DATA FOR THIS EXERCISE Block Start
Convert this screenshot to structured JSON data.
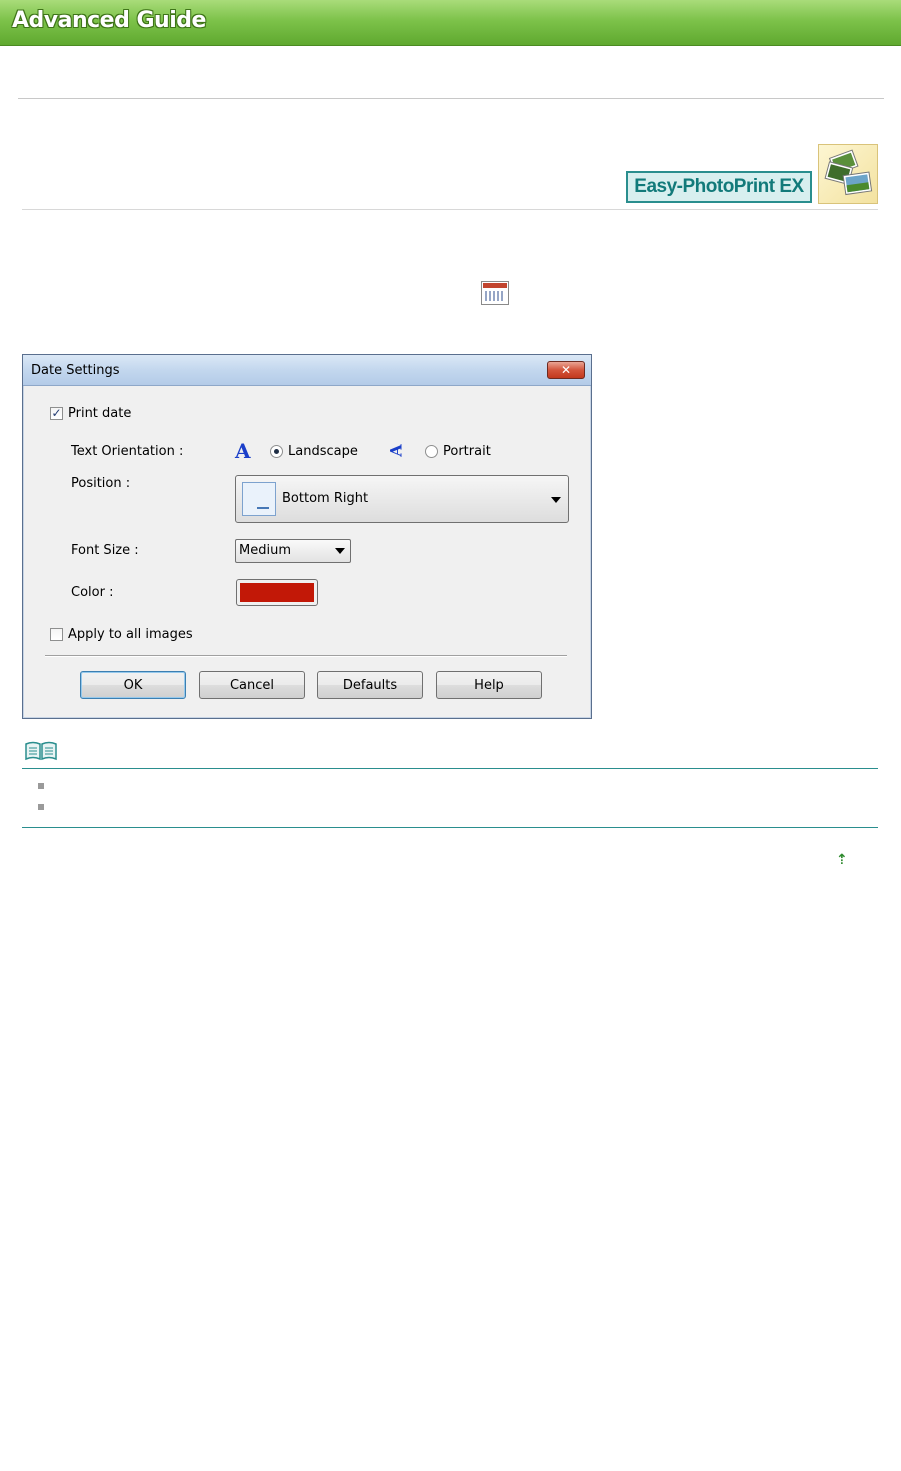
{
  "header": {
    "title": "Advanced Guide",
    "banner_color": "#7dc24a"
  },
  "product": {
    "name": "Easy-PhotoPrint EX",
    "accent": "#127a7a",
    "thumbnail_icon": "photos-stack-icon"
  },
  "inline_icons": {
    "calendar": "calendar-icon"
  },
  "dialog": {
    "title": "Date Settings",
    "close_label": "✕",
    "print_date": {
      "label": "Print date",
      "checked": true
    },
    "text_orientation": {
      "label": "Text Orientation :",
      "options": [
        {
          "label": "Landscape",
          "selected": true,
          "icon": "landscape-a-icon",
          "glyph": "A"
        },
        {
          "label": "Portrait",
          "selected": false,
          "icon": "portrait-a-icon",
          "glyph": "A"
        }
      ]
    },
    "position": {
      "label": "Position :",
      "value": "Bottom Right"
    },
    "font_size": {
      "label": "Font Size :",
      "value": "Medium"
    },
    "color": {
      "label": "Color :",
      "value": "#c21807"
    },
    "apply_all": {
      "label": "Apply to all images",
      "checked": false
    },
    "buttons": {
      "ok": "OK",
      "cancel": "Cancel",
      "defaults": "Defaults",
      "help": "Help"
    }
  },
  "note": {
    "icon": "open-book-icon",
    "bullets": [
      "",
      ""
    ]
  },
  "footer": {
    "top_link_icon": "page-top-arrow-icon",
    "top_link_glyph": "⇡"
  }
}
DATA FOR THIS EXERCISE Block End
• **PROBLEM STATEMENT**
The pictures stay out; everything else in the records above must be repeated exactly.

• **EXPECTED ANSWER**
Convert this screenshot to structured JSON data.
{
  "header": {
    "title": "Advanced Guide",
    "banner_color": "#7dc24a"
  },
  "product": {
    "name": "Easy-PhotoPrint EX",
    "accent": "#127a7a",
    "thumbnail_icon": "photos-stack-icon"
  },
  "inline_icons": {
    "calendar": "calendar-icon"
  },
  "dialog": {
    "title": "Date Settings",
    "close_label": "✕",
    "print_date": {
      "label": "Print date",
      "checked": true
    },
    "text_orientation": {
      "label": "Text Orientation :",
      "options": [
        {
          "label": "Landscape",
          "selected": true,
          "icon": "landscape-a-icon",
          "glyph": "A"
        },
        {
          "label": "Portrait",
          "selected": false,
          "icon": "portrait-a-icon",
          "glyph": "A"
        }
      ]
    },
    "position": {
      "label": "Position :",
      "value": "Bottom Right"
    },
    "font_size": {
      "label": "Font Size :",
      "value": "Medium"
    },
    "color": {
      "label": "Color :",
      "value": "#c21807"
    },
    "apply_all": {
      "label": "Apply to all images",
      "checked": false
    },
    "buttons": {
      "ok": "OK",
      "cancel": "Cancel",
      "defaults": "Defaults",
      "help": "Help"
    }
  },
  "note": {
    "icon": "open-book-icon",
    "bullets": [
      "",
      ""
    ]
  },
  "footer": {
    "top_link_icon": "page-top-arrow-icon",
    "top_link_glyph": "⇡"
  }
}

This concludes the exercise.